Start of Data shown

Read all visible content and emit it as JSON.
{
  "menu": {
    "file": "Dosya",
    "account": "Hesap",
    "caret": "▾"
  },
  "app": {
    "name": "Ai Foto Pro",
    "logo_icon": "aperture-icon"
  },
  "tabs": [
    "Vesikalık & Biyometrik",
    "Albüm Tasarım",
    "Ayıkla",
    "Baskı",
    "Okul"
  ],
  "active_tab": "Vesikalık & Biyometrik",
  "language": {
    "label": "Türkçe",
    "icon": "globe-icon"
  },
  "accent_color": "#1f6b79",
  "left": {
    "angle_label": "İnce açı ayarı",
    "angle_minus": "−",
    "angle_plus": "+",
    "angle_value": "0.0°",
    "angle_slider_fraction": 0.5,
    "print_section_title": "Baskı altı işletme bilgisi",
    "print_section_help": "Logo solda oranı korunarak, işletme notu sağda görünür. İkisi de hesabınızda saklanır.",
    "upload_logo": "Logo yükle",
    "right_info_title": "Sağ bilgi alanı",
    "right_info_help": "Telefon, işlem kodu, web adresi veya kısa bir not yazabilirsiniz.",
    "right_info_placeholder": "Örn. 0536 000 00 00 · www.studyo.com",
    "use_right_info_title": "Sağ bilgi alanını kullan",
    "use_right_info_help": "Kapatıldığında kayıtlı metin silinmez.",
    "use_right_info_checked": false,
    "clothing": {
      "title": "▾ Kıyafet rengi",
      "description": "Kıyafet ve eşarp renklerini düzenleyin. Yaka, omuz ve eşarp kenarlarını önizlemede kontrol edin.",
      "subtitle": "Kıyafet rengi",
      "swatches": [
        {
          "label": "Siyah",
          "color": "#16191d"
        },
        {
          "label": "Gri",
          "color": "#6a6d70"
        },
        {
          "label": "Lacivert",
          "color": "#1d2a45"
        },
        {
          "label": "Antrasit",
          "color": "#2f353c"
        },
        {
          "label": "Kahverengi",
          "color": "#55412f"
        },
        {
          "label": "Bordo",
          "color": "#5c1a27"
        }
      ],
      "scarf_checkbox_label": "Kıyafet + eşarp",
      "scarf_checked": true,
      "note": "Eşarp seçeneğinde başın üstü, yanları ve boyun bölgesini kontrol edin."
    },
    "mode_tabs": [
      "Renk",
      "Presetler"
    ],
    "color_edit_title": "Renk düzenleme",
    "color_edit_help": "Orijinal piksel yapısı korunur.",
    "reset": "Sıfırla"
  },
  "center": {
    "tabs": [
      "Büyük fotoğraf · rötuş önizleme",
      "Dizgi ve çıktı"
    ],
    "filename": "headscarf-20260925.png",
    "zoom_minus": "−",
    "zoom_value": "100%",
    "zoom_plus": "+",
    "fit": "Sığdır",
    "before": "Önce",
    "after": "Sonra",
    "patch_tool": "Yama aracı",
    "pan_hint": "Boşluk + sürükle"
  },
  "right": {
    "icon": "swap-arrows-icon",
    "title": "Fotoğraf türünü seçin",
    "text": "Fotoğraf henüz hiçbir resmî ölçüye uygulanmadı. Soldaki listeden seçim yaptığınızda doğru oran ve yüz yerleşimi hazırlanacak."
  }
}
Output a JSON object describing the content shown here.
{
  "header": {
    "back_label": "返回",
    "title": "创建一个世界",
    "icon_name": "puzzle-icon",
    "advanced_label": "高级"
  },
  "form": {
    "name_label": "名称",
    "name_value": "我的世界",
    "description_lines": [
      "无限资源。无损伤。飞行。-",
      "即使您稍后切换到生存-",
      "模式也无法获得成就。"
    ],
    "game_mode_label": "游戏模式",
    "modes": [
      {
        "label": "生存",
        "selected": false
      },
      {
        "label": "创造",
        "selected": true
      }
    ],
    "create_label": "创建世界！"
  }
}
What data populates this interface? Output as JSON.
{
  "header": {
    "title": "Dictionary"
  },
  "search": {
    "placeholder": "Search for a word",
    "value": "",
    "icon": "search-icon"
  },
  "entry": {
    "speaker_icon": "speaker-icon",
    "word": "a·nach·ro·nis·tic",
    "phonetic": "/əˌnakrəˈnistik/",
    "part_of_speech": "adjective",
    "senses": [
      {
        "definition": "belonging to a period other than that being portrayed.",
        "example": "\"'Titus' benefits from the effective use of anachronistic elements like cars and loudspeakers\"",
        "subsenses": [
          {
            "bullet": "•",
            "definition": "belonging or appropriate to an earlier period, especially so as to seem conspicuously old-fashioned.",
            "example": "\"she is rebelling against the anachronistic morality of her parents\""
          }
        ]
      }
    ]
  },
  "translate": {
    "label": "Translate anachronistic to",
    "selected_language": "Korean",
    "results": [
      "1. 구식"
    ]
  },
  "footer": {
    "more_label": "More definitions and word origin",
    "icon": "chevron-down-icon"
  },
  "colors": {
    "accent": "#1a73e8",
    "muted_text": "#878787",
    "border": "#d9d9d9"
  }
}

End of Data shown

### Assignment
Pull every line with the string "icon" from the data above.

### Answer to this task
    "logo_icon": "aperture-icon"
    "icon": "globe-icon"
    "icon": "swap-arrows-icon",
    "icon_name": "puzzle-icon",
    "icon": "search-icon"
    "speaker_icon": "speaker-icon",
    "icon": "chevron-down-icon"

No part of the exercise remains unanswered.